Dataset rows for apps and sites

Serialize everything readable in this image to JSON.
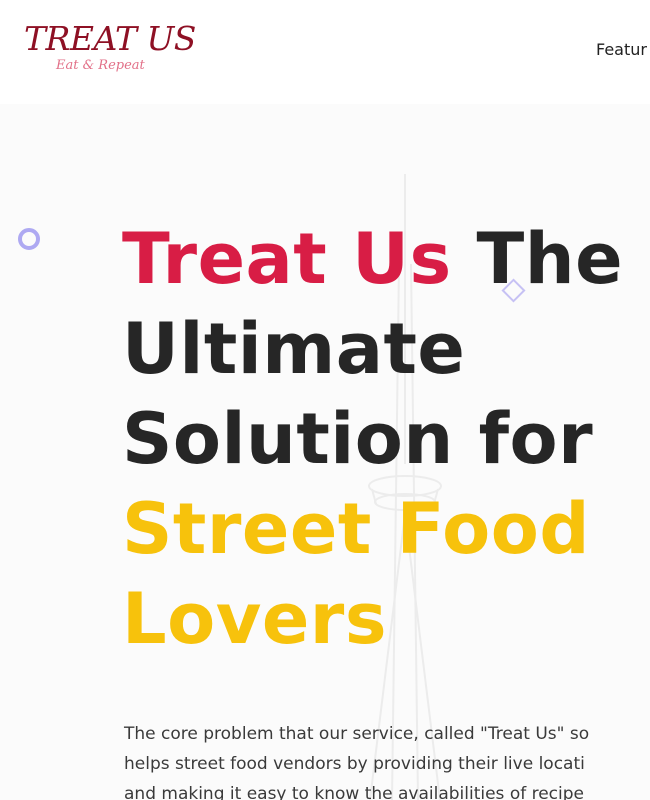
{
  "logo": {
    "title": "TREAT US",
    "tagline": "Eat & Repeat"
  },
  "nav": {
    "features_label": "Featur"
  },
  "hero": {
    "headline_brand": "Treat Us",
    "headline_the": " The",
    "headline_line2": "Ultimate",
    "headline_line3": "Solution for",
    "headline_line4": "Street Food",
    "headline_line5": "Lovers",
    "description_lines": [
      "The core problem that our service, called \"Treat Us\" so",
      "helps street food vendors by providing their live locati",
      "and making it easy to know the availabilities of recipe"
    ]
  },
  "colors": {
    "brand_red": "#d81d45",
    "accent_yellow": "#f7c20c",
    "logo_maroon": "#8e1024",
    "logo_pink": "#e27088",
    "deco_purple": "#aea9f2"
  },
  "icons": {
    "circle": "decorative-circle-icon",
    "diamond": "decorative-diamond-icon",
    "background": "cn-tower-illustration"
  }
}
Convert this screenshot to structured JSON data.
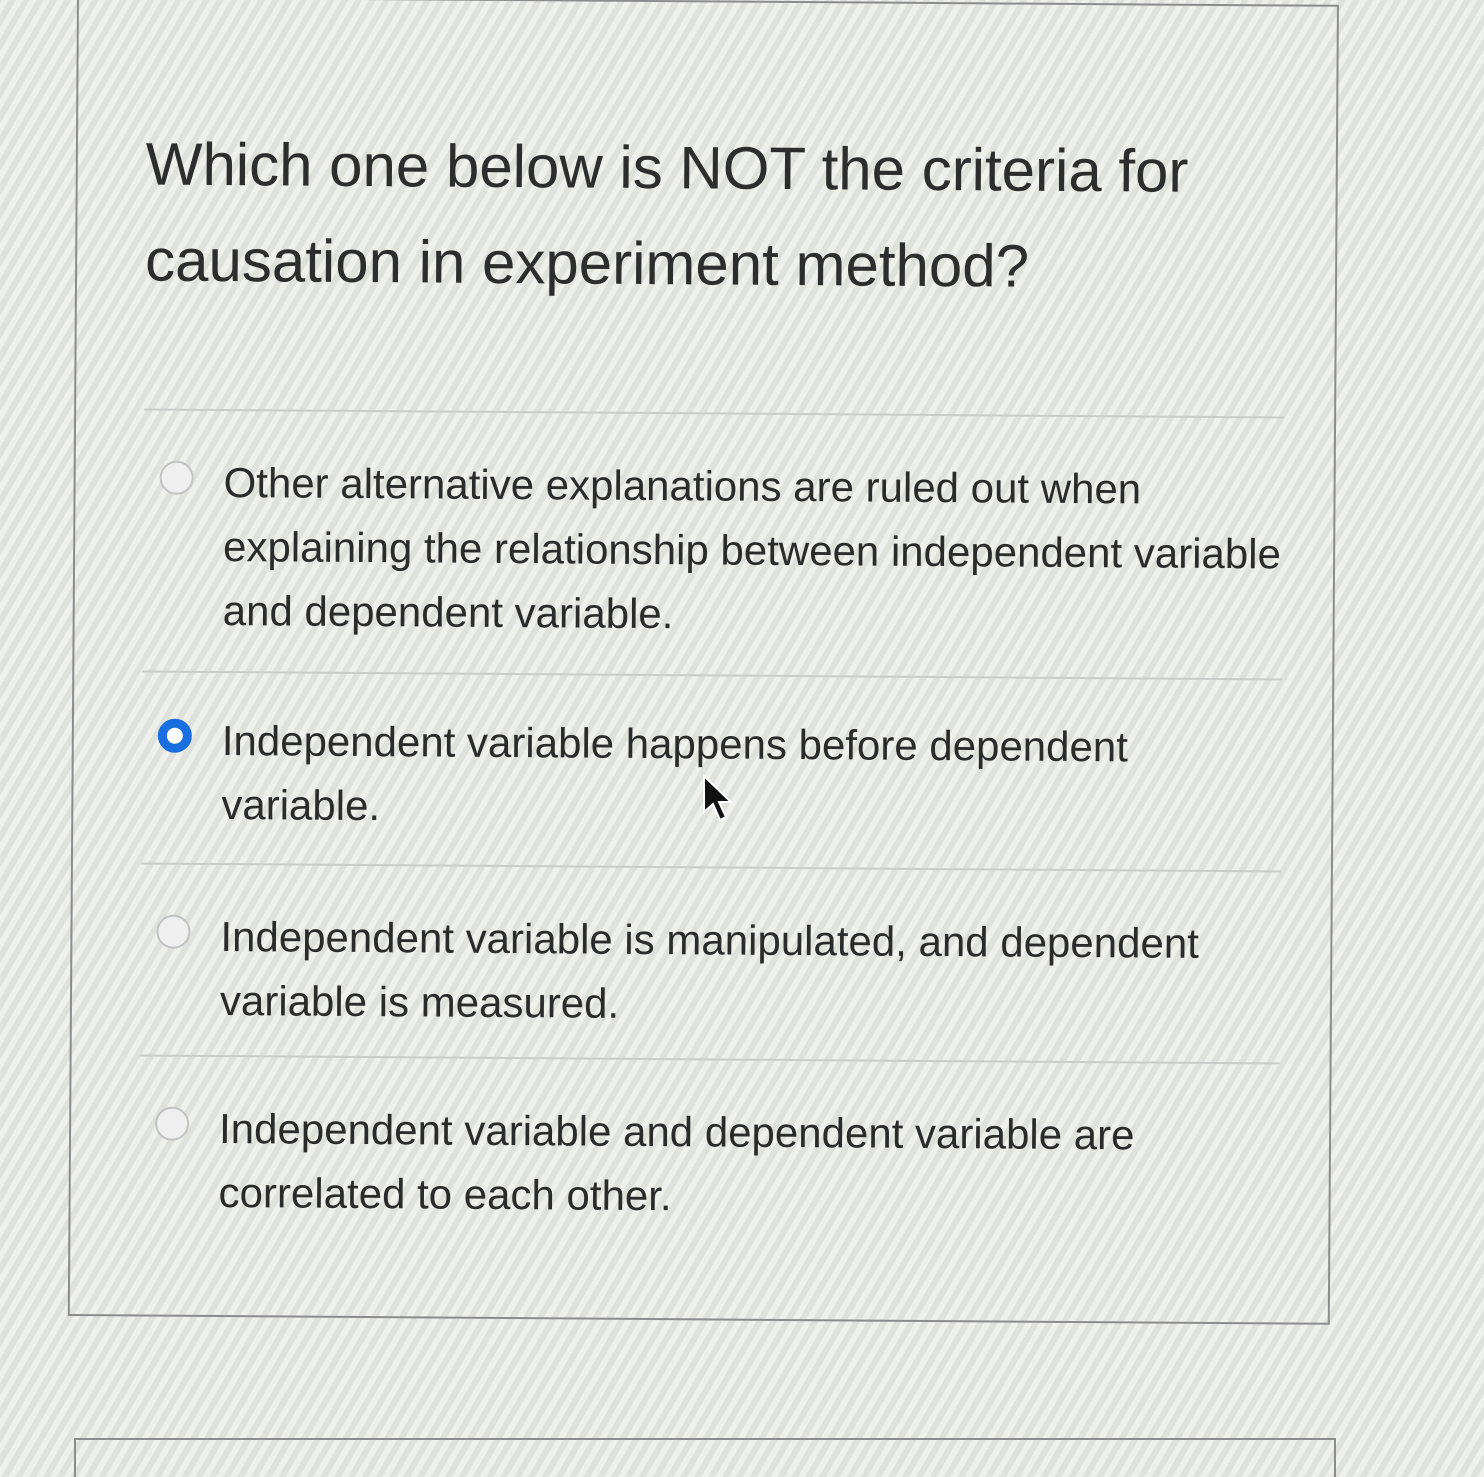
{
  "question": {
    "text": "Which one below is NOT the criteria for causation in experiment method?"
  },
  "answers": [
    {
      "text": "Other alternative explanations are ruled out when explaining the relationship between independent variable and dependent variable.",
      "selected": false
    },
    {
      "text": "Independent variable happens before dependent variable.",
      "selected": true
    },
    {
      "text": "Independent variable is manipulated, and dependent variable is measured.",
      "selected": false
    },
    {
      "text": "Independent variable and dependent variable are correlated to each other.",
      "selected": false
    }
  ],
  "colors": {
    "accent": "#1a6fe0",
    "border": "#8c8c8c",
    "divider": "#c9ccc8"
  },
  "icons": {
    "cursor": "mouse-pointer-icon"
  }
}
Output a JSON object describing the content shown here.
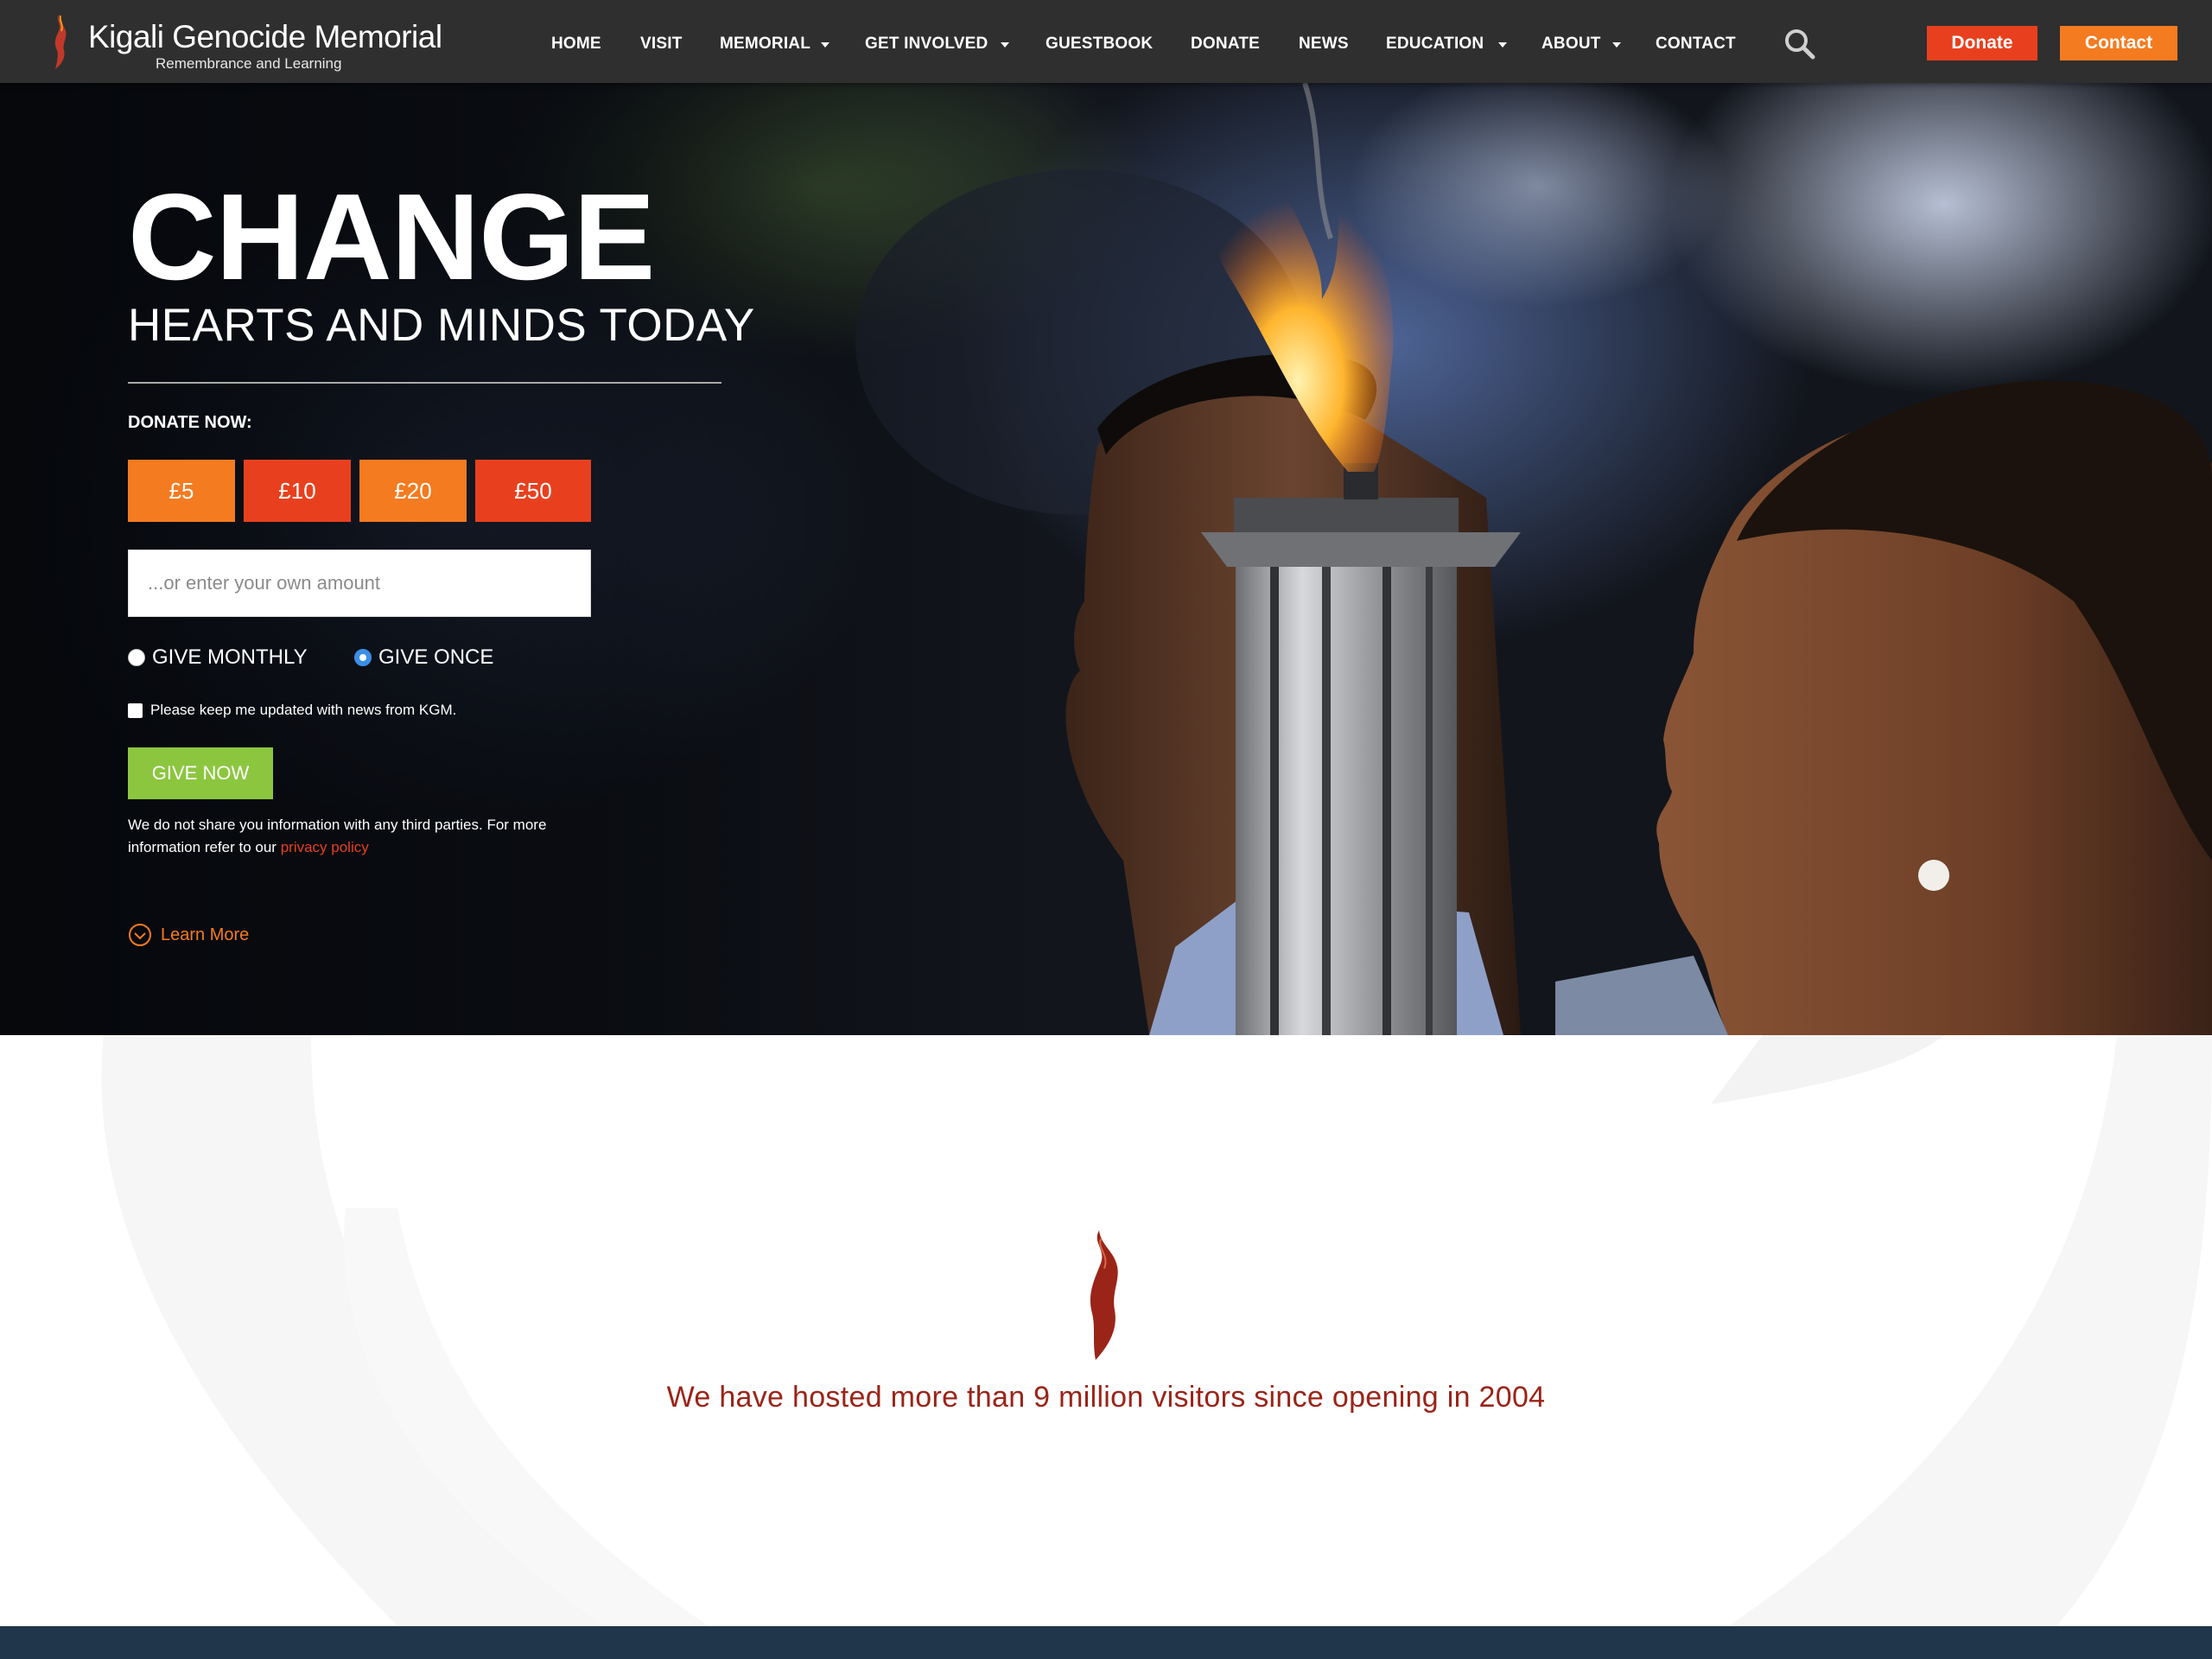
{
  "brand": {
    "title": "Kigali Genocide Memorial",
    "subtitle": "Remembrance and Learning"
  },
  "nav": {
    "items": [
      {
        "label": "HOME",
        "dropdown": false
      },
      {
        "label": "VISIT",
        "dropdown": false
      },
      {
        "label": "MEMORIAL",
        "dropdown": true
      },
      {
        "label": "GET INVOLVED",
        "dropdown": true
      },
      {
        "label": "GUESTBOOK",
        "dropdown": false
      },
      {
        "label": "DONATE",
        "dropdown": false
      },
      {
        "label": "NEWS",
        "dropdown": false
      },
      {
        "label": "EDUCATION",
        "dropdown": true
      },
      {
        "label": "ABOUT",
        "dropdown": true
      },
      {
        "label": "CONTACT",
        "dropdown": false
      }
    ],
    "search_icon": "search-icon",
    "donate_label": "Donate",
    "contact_label": "Contact"
  },
  "hero": {
    "title": "CHANGE",
    "subtitle": "HEARTS AND MINDS TODAY",
    "donate_label": "DONATE NOW:",
    "amounts": [
      "£5",
      "£10",
      "£20",
      "£50"
    ],
    "amount_placeholder": "...or enter your own amount",
    "frequency": [
      {
        "label": "GIVE MONTHLY",
        "checked": false
      },
      {
        "label": "GIVE ONCE",
        "checked": true
      }
    ],
    "updates_label": "Please keep me updated with news from KGM.",
    "updates_checked": false,
    "give_label": "GIVE NOW",
    "privacy_text": "We do not share you information with any third parties. For more information refer to our",
    "privacy_link": "privacy policy",
    "learn_more": "Learn More"
  },
  "stats": {
    "text": "We have hosted more than 9 million visitors since opening in 2004"
  },
  "colors": {
    "nav_bg": "#2f2f2f",
    "orange": "#f47b20",
    "red_orange": "#e8401e",
    "green": "#8cc63f",
    "maroon": "#9a2418",
    "footer": "#20364a"
  }
}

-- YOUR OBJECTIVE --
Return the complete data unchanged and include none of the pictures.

-- RESULT OF THE EXERCISE --
Serialize everything readable in this image to JSON.
{
  "logo": {
    "title": "TREAT US",
    "tagline": "Eat & Repeat"
  },
  "nav": {
    "features_label": "Featur"
  },
  "hero": {
    "headline_brand": "Treat Us",
    "headline_the": " The",
    "headline_line2": "Ultimate",
    "headline_line3": "Solution for",
    "headline_line4": "Street Food",
    "headline_line5": "Lovers",
    "description_lines": [
      "The core problem that our service, called \"Treat Us\" so",
      "helps street food vendors by providing their live locati",
      "and making it easy to know the availabilities of recipe"
    ]
  },
  "colors": {
    "brand_red": "#d81d45",
    "accent_yellow": "#f7c20c",
    "logo_maroon": "#8e1024",
    "logo_pink": "#e27088",
    "deco_purple": "#aea9f2"
  },
  "icons": {
    "circle": "decorative-circle-icon",
    "diamond": "decorative-diamond-icon",
    "background": "cn-tower-illustration"
  }
}
Convert this screenshot to structured JSON data.
{
  "question": {
    "text": "Which one below is NOT the criteria for causation in experiment method?"
  },
  "answers": [
    {
      "text": "Other alternative explanations are ruled out when explaining the relationship between independent variable and dependent variable.",
      "selected": false
    },
    {
      "text": "Independent variable happens before dependent variable.",
      "selected": true
    },
    {
      "text": "Independent variable is manipulated, and dependent variable is measured.",
      "selected": false
    },
    {
      "text": "Independent variable and dependent variable are correlated to each other.",
      "selected": false
    }
  ],
  "colors": {
    "accent": "#1a6fe0",
    "border": "#8c8c8c",
    "divider": "#c9ccc8"
  },
  "icons": {
    "cursor": "mouse-pointer-icon"
  }
}
Output a JSON object describing the content shown here.
{
  "brand": {
    "title": "Kigali Genocide Memorial",
    "subtitle": "Remembrance and Learning"
  },
  "nav": {
    "items": [
      {
        "label": "HOME",
        "dropdown": false
      },
      {
        "label": "VISIT",
        "dropdown": false
      },
      {
        "label": "MEMORIAL",
        "dropdown": true
      },
      {
        "label": "GET INVOLVED",
        "dropdown": true
      },
      {
        "label": "GUESTBOOK",
        "dropdown": false
      },
      {
        "label": "DONATE",
        "dropdown": false
      },
      {
        "label": "NEWS",
        "dropdown": false
      },
      {
        "label": "EDUCATION",
        "dropdown": true
      },
      {
        "label": "ABOUT",
        "dropdown": true
      },
      {
        "label": "CONTACT",
        "dropdown": false
      }
    ],
    "search_icon": "search-icon",
    "donate_label": "Donate",
    "contact_label": "Contact"
  },
  "hero": {
    "title": "CHANGE",
    "subtitle": "HEARTS AND MINDS TODAY",
    "donate_label": "DONATE NOW:",
    "amounts": [
      "£5",
      "£10",
      "£20",
      "£50"
    ],
    "amount_placeholder": "...or enter your own amount",
    "frequency": [
      {
        "label": "GIVE MONTHLY",
        "checked": false
      },
      {
        "label": "GIVE ONCE",
        "checked": true
      }
    ],
    "updates_label": "Please keep me updated with news from KGM.",
    "updates_checked": false,
    "give_label": "GIVE NOW",
    "privacy_text": "We do not share you information with any third parties. For more information refer to our",
    "privacy_link": "privacy policy",
    "learn_more": "Learn More"
  },
  "stats": {
    "text": "We have hosted more than 9 million visitors since opening in 2004"
  },
  "colors": {
    "nav_bg": "#2f2f2f",
    "orange": "#f47b20",
    "red_orange": "#e8401e",
    "green": "#8cc63f",
    "maroon": "#9a2418",
    "footer": "#20364a"
  }
}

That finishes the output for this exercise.